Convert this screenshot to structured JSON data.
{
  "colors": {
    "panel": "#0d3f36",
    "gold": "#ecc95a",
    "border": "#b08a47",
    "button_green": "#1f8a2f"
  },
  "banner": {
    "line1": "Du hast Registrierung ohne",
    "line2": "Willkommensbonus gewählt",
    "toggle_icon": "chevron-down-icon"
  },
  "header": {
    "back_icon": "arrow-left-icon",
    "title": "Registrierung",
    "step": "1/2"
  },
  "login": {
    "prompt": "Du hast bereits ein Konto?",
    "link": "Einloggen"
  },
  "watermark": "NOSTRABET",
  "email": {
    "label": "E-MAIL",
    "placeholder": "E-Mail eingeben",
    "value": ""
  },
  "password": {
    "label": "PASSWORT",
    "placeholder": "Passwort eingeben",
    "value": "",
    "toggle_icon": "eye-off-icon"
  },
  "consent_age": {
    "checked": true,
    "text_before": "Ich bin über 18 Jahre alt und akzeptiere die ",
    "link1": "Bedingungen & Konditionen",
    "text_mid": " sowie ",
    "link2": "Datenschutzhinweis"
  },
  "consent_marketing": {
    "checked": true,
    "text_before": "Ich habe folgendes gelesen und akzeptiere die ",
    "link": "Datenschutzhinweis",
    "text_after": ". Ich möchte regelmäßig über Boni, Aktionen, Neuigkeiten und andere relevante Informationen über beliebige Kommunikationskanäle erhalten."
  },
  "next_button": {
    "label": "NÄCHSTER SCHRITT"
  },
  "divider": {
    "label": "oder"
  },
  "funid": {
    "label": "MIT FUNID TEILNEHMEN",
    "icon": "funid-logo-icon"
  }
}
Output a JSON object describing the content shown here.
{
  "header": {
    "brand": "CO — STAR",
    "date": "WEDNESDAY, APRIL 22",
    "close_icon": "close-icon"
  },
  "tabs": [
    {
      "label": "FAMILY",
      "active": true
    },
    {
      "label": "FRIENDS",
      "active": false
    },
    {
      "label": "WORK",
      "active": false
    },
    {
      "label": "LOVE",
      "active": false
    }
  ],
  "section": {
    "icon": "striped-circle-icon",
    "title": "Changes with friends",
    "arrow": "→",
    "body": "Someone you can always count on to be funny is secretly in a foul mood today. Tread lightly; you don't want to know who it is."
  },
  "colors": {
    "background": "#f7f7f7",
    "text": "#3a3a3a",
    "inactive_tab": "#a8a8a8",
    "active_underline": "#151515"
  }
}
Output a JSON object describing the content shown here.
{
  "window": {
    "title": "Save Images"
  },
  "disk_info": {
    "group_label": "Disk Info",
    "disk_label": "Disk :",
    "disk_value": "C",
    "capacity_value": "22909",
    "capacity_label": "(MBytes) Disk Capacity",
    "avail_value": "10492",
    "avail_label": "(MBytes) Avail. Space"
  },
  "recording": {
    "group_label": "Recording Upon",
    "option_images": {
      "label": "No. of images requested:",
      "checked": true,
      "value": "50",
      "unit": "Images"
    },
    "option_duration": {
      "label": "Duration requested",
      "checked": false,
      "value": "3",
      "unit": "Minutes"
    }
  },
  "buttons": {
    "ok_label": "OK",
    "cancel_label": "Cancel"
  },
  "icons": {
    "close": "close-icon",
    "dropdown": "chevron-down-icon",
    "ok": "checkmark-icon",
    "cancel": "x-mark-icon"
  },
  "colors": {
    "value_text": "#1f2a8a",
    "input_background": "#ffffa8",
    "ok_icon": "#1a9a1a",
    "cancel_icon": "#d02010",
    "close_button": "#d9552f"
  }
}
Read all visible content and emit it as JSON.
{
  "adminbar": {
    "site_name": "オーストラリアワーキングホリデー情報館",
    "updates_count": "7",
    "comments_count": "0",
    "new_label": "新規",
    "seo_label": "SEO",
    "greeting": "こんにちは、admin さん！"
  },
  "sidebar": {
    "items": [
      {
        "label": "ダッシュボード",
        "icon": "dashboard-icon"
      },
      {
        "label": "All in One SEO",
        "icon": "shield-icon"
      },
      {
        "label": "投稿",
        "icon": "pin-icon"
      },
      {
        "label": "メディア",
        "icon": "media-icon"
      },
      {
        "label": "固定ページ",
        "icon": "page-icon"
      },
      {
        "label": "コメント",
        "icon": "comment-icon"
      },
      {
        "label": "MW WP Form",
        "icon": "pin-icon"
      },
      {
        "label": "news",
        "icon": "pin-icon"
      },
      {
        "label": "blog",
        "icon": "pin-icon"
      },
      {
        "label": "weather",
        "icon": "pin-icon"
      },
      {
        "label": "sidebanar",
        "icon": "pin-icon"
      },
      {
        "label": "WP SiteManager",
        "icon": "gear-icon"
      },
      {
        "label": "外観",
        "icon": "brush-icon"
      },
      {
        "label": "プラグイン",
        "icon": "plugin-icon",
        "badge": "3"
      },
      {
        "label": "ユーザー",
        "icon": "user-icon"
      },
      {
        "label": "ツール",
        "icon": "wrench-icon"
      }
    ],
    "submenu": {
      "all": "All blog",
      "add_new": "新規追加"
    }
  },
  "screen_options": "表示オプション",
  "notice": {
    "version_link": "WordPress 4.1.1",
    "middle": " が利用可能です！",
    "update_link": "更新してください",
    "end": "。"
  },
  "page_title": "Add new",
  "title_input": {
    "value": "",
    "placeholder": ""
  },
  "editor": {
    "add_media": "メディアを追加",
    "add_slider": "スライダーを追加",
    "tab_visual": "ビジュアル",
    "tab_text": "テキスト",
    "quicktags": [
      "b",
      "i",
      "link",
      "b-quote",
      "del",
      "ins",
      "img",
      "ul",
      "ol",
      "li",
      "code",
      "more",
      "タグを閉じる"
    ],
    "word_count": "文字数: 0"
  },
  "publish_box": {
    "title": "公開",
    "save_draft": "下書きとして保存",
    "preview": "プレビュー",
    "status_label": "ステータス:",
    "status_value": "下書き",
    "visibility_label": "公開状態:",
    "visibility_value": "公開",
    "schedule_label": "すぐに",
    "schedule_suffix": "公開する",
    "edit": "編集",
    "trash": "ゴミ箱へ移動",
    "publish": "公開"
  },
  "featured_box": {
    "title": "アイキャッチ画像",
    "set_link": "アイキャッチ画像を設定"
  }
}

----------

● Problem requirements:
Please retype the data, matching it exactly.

● Task answer:
Convert this screenshot to structured JSON data.
{
  "colors": {
    "panel": "#0d3f36",
    "gold": "#ecc95a",
    "border": "#b08a47",
    "button_green": "#1f8a2f"
  },
  "banner": {
    "line1": "Du hast Registrierung ohne",
    "line2": "Willkommensbonus gewählt",
    "toggle_icon": "chevron-down-icon"
  },
  "header": {
    "back_icon": "arrow-left-icon",
    "title": "Registrierung",
    "step": "1/2"
  },
  "login": {
    "prompt": "Du hast bereits ein Konto?",
    "link": "Einloggen"
  },
  "watermark": "NOSTRABET",
  "email": {
    "label": "E-MAIL",
    "placeholder": "E-Mail eingeben",
    "value": ""
  },
  "password": {
    "label": "PASSWORT",
    "placeholder": "Passwort eingeben",
    "value": "",
    "toggle_icon": "eye-off-icon"
  },
  "consent_age": {
    "checked": true,
    "text_before": "Ich bin über 18 Jahre alt und akzeptiere die ",
    "link1": "Bedingungen & Konditionen",
    "text_mid": " sowie ",
    "link2": "Datenschutzhinweis"
  },
  "consent_marketing": {
    "checked": true,
    "text_before": "Ich habe folgendes gelesen und akzeptiere die ",
    "link": "Datenschutzhinweis",
    "text_after": ". Ich möchte regelmäßig über Boni, Aktionen, Neuigkeiten und andere relevante Informationen über beliebige Kommunikationskanäle erhalten."
  },
  "next_button": {
    "label": "NÄCHSTER SCHRITT"
  },
  "divider": {
    "label": "oder"
  },
  "funid": {
    "label": "MIT FUNID TEILNEHMEN",
    "icon": "funid-logo-icon"
  }
}
Output a JSON object describing the content shown here.
{
  "header": {
    "brand": "CO — STAR",
    "date": "WEDNESDAY, APRIL 22",
    "close_icon": "close-icon"
  },
  "tabs": [
    {
      "label": "FAMILY",
      "active": true
    },
    {
      "label": "FRIENDS",
      "active": false
    },
    {
      "label": "WORK",
      "active": false
    },
    {
      "label": "LOVE",
      "active": false
    }
  ],
  "section": {
    "icon": "striped-circle-icon",
    "title": "Changes with friends",
    "arrow": "→",
    "body": "Someone you can always count on to be funny is secretly in a foul mood today. Tread lightly; you don't want to know who it is."
  },
  "colors": {
    "background": "#f7f7f7",
    "text": "#3a3a3a",
    "inactive_tab": "#a8a8a8",
    "active_underline": "#151515"
  }
}
Output a JSON object describing the content shown here.
{
  "window": {
    "title": "Save Images"
  },
  "disk_info": {
    "group_label": "Disk Info",
    "disk_label": "Disk :",
    "disk_value": "C",
    "capacity_value": "22909",
    "capacity_label": "(MBytes) Disk Capacity",
    "avail_value": "10492",
    "avail_label": "(MBytes) Avail. Space"
  },
  "recording": {
    "group_label": "Recording Upon",
    "option_images": {
      "label": "No. of images requested:",
      "checked": true,
      "value": "50",
      "unit": "Images"
    },
    "option_duration": {
      "label": "Duration requested",
      "checked": false,
      "value": "3",
      "unit": "Minutes"
    }
  },
  "buttons": {
    "ok_label": "OK",
    "cancel_label": "Cancel"
  },
  "icons": {
    "close": "close-icon",
    "dropdown": "chevron-down-icon",
    "ok": "checkmark-icon",
    "cancel": "x-mark-icon"
  },
  "colors": {
    "value_text": "#1f2a8a",
    "input_background": "#ffffa8",
    "ok_icon": "#1a9a1a",
    "cancel_icon": "#d02010",
    "close_button": "#d9552f"
  }
}
Read all visible content and emit it as JSON.
{
  "adminbar": {
    "site_name": "オーストラリアワーキングホリデー情報館",
    "updates_count": "7",
    "comments_count": "0",
    "new_label": "新規",
    "seo_label": "SEO",
    "greeting": "こんにちは、admin さん！"
  },
  "sidebar": {
    "items": [
      {
        "label": "ダッシュボード",
        "icon": "dashboard-icon"
      },
      {
        "label": "All in One SEO",
        "icon": "shield-icon"
      },
      {
        "label": "投稿",
        "icon": "pin-icon"
      },
      {
        "label": "メディア",
        "icon": "media-icon"
      },
      {
        "label": "固定ページ",
        "icon": "page-icon"
      },
      {
        "label": "コメント",
        "icon": "comment-icon"
      },
      {
        "label": "MW WP Form",
        "icon": "pin-icon"
      },
      {
        "label": "news",
        "icon": "pin-icon"
      },
      {
        "label": "blog",
        "icon": "pin-icon"
      },
      {
        "label": "weather",
        "icon": "pin-icon"
      },
      {
        "label": "sidebanar",
        "icon": "pin-icon"
      },
      {
        "label": "WP SiteManager",
        "icon": "gear-icon"
      },
      {
        "label": "外観",
        "icon": "brush-icon"
      },
      {
        "label": "プラグイン",
        "icon": "plugin-icon",
        "badge": "3"
      },
      {
        "label": "ユーザー",
        "icon": "user-icon"
      },
      {
        "label": "ツール",
        "icon": "wrench-icon"
      }
    ],
    "submenu": {
      "all": "All blog",
      "add_new": "新規追加"
    }
  },
  "screen_options": "表示オプション",
  "notice": {
    "version_link": "WordPress 4.1.1",
    "middle": " が利用可能です！",
    "update_link": "更新してください",
    "end": "。"
  },
  "page_title": "Add new",
  "title_input": {
    "value": "",
    "placeholder": ""
  },
  "editor": {
    "add_media": "メディアを追加",
    "add_slider": "スライダーを追加",
    "tab_visual": "ビジュアル",
    "tab_text": "テキスト",
    "quicktags": [
      "b",
      "i",
      "link",
      "b-quote",
      "del",
      "ins",
      "img",
      "ul",
      "ol",
      "li",
      "code",
      "more",
      "タグを閉じる"
    ],
    "word_count": "文字数: 0"
  },
  "publish_box": {
    "title": "公開",
    "save_draft": "下書きとして保存",
    "preview": "プレビュー",
    "status_label": "ステータス:",
    "status_value": "下書き",
    "visibility_label": "公開状態:",
    "visibility_value": "公開",
    "schedule_label": "すぐに",
    "schedule_suffix": "公開する",
    "edit": "編集",
    "trash": "ゴミ箱へ移動",
    "publish": "公開"
  },
  "featured_box": {
    "title": "アイキャッチ画像",
    "set_link": "アイキャッチ画像を設定"
  }
}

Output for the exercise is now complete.